■ Brief: From the data below, copy each line that includes the word "tree".

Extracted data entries
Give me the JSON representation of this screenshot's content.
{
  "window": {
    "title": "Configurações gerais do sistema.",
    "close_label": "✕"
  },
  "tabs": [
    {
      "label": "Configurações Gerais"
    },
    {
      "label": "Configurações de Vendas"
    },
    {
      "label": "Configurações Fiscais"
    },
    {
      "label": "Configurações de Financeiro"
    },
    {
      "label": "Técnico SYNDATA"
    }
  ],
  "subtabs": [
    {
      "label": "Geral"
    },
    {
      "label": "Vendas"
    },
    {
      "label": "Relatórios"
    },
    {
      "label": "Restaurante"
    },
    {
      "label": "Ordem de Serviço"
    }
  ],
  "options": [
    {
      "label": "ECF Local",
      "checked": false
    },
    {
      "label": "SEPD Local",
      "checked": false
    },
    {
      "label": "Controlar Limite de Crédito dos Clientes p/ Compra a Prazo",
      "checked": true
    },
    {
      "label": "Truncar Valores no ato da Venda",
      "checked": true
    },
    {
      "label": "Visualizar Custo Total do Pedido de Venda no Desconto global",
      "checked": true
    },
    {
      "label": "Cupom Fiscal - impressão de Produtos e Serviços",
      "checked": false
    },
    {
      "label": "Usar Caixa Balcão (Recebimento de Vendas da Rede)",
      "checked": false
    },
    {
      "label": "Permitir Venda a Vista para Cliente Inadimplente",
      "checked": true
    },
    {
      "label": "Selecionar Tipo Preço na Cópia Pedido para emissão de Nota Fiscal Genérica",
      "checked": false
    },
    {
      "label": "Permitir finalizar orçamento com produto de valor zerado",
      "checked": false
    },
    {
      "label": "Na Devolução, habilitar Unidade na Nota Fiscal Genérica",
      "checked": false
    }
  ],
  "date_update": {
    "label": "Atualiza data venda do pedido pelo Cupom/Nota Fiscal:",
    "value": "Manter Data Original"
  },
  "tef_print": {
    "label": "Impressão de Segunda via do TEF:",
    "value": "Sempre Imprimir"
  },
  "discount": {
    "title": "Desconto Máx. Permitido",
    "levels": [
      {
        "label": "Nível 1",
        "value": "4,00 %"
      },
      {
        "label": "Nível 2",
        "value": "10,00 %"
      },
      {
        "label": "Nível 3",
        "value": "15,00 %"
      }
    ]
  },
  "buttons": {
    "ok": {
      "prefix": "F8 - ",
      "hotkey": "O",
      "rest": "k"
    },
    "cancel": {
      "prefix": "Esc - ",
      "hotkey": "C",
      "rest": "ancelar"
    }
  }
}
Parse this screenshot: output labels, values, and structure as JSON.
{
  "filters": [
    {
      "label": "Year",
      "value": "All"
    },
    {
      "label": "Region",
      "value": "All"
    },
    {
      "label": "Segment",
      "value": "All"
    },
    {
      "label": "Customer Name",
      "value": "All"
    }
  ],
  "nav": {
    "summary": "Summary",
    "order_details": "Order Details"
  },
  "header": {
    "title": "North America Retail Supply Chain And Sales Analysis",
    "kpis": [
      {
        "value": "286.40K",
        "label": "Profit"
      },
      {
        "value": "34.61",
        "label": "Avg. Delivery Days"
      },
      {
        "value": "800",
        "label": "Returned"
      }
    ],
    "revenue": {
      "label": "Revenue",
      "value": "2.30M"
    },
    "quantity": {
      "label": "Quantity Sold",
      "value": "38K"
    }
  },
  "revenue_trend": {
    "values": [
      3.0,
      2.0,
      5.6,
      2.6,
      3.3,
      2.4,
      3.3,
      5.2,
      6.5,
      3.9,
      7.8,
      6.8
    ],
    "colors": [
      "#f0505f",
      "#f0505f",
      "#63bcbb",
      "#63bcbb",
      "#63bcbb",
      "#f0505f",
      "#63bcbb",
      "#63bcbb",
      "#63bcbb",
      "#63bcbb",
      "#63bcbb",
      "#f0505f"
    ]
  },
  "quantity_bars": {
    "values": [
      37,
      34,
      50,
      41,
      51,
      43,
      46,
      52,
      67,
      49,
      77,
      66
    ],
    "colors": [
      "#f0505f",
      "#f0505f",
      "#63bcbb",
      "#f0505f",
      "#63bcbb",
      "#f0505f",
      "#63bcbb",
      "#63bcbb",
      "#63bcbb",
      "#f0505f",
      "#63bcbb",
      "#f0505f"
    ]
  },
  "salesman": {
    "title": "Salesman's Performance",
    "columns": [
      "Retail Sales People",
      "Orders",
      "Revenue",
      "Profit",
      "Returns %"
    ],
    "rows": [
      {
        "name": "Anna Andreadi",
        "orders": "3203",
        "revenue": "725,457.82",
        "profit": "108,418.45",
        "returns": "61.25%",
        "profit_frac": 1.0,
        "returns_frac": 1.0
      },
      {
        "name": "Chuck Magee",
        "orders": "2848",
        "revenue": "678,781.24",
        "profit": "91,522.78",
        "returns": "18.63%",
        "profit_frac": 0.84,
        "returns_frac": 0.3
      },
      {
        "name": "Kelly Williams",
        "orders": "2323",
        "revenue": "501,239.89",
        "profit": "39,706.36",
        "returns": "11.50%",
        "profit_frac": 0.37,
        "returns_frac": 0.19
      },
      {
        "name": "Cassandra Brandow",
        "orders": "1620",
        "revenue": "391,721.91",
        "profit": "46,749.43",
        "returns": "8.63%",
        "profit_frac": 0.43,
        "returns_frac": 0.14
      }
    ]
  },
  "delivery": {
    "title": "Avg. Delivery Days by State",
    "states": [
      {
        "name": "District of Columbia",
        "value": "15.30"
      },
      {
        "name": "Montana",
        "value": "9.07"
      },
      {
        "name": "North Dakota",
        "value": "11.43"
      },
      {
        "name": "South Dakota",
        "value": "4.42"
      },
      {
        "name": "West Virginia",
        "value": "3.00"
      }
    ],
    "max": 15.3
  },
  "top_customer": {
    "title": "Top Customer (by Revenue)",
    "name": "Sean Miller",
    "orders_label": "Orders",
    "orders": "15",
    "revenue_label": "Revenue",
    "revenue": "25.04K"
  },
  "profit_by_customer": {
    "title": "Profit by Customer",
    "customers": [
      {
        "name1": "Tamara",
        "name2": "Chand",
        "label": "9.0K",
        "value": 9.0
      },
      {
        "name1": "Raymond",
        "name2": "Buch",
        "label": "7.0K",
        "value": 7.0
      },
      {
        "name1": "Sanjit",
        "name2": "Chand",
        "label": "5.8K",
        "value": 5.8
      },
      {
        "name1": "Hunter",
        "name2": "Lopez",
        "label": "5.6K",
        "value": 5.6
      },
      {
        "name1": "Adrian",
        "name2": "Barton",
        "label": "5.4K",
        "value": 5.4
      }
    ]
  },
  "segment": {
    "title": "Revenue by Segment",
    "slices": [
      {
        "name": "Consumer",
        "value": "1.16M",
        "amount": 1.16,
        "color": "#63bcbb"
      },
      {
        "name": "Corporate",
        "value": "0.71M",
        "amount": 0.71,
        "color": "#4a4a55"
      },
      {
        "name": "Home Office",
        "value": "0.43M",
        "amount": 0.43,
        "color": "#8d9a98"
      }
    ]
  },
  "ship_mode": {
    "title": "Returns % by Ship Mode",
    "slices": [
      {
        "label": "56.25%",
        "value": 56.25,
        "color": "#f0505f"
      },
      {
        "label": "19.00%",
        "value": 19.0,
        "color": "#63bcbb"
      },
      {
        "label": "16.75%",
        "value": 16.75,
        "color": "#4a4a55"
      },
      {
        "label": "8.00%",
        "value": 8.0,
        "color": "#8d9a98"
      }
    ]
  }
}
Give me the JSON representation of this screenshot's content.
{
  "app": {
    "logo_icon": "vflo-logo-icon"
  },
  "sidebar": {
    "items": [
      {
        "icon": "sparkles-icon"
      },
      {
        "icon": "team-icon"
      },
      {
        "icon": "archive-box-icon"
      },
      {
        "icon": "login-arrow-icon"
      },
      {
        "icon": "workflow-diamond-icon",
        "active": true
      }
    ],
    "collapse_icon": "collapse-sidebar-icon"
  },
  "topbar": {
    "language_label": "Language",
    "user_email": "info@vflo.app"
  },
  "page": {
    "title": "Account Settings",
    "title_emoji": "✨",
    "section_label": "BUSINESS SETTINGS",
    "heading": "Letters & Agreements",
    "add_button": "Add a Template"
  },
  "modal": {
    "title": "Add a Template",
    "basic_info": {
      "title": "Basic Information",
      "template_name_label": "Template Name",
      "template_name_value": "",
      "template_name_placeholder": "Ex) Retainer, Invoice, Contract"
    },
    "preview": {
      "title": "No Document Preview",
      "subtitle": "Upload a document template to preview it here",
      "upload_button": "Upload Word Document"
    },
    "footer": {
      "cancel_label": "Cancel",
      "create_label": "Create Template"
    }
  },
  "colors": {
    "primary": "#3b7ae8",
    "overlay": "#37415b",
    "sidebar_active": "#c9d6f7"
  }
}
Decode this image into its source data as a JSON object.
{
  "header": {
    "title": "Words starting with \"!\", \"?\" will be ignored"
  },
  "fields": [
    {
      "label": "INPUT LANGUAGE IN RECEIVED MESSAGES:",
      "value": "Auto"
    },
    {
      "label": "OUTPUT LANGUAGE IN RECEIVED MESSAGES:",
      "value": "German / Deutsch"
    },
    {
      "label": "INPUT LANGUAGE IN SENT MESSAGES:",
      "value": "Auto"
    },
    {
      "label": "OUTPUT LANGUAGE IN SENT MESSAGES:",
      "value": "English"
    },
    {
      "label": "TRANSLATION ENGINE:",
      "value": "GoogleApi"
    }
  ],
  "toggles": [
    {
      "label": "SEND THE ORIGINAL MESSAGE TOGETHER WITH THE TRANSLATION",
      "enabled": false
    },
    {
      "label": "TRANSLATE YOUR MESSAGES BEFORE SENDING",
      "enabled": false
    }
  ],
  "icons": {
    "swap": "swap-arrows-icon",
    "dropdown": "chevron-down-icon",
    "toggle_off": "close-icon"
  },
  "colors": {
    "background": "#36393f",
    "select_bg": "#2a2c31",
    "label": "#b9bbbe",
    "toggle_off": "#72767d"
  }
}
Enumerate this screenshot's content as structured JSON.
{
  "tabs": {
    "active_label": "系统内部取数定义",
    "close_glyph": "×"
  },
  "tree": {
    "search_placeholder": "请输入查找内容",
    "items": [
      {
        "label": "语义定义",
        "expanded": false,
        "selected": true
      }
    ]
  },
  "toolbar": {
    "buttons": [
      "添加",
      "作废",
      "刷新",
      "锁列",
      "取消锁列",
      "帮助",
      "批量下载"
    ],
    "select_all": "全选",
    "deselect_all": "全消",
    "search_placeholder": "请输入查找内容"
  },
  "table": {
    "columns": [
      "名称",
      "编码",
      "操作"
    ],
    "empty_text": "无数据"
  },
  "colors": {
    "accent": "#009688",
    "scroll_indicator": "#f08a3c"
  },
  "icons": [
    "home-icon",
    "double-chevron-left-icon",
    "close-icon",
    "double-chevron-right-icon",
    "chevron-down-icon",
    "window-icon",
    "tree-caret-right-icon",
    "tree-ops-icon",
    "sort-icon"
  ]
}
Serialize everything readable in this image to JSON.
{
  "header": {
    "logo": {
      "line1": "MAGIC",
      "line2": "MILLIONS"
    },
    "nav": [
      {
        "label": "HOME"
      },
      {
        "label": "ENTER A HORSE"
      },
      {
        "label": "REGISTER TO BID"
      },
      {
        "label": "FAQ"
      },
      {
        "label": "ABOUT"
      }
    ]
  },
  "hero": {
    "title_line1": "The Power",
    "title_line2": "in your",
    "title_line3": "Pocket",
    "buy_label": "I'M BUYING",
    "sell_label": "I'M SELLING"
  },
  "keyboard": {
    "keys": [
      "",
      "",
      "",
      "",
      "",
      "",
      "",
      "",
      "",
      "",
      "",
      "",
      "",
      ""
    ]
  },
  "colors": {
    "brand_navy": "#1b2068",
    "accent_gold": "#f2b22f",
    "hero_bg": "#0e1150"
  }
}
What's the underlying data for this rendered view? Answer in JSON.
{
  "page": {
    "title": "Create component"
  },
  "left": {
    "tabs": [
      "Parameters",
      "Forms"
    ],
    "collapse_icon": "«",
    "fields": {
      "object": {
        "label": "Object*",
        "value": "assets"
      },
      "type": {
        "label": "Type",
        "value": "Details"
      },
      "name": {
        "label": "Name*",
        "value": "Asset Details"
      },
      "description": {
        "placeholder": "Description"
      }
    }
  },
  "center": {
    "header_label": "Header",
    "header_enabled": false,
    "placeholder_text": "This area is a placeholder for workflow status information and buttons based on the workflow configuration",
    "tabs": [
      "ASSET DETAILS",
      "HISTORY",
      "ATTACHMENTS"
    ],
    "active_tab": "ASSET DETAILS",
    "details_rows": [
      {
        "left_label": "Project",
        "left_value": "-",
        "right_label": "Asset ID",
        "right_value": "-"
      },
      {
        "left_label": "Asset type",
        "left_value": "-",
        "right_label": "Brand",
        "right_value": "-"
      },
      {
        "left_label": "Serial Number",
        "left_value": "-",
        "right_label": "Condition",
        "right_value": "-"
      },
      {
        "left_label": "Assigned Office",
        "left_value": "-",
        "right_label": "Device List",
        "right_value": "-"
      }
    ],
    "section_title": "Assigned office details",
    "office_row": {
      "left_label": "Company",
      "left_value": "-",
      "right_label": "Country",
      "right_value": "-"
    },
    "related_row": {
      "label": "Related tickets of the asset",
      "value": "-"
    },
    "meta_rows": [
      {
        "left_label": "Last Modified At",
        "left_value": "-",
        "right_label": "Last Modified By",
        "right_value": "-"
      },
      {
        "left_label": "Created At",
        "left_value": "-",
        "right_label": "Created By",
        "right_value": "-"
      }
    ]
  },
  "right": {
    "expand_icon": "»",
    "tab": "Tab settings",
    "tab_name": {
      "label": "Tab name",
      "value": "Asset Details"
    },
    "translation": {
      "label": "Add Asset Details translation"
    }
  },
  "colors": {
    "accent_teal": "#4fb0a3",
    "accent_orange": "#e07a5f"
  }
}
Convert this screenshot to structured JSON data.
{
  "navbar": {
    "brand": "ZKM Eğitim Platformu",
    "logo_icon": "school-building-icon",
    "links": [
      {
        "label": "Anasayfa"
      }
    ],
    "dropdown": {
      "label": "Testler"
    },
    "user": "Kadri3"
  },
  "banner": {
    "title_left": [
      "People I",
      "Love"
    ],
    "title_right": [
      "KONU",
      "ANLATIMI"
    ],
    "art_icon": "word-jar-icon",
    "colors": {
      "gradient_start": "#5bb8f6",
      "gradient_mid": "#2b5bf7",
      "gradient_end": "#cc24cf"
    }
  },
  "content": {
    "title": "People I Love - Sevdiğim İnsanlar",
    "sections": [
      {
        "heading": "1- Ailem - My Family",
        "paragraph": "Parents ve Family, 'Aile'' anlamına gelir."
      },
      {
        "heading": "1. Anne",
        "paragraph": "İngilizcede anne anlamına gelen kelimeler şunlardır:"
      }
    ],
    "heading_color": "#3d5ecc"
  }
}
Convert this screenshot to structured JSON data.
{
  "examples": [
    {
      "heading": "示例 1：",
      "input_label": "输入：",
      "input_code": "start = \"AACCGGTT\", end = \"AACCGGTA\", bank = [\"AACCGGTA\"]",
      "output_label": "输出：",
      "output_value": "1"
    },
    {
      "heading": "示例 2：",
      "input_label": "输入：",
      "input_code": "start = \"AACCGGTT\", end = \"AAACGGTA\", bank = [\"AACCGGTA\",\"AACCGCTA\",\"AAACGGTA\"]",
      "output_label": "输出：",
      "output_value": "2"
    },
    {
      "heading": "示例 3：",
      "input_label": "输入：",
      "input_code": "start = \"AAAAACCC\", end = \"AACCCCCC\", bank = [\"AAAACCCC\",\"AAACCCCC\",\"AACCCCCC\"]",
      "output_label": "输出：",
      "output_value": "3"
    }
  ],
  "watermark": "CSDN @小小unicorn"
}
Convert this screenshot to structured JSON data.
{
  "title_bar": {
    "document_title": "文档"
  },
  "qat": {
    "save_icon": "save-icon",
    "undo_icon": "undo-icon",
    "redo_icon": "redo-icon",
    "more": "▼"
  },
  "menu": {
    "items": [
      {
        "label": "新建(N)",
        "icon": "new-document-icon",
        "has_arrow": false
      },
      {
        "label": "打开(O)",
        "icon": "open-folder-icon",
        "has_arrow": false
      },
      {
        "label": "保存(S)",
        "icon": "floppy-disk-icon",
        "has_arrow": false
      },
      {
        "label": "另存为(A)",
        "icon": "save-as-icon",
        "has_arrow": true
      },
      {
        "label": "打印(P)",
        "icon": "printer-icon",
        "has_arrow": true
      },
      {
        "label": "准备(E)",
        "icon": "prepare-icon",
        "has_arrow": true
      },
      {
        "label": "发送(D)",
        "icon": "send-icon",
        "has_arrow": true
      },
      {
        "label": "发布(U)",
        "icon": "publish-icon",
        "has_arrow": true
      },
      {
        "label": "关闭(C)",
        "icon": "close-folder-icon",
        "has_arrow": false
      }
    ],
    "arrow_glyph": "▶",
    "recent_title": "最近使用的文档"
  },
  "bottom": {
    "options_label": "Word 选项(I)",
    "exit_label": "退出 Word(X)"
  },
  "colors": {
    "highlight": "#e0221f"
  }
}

■ Exercise result:
  "tree": {
    "tree-caret-right-icon",
    "tree-ops-icon",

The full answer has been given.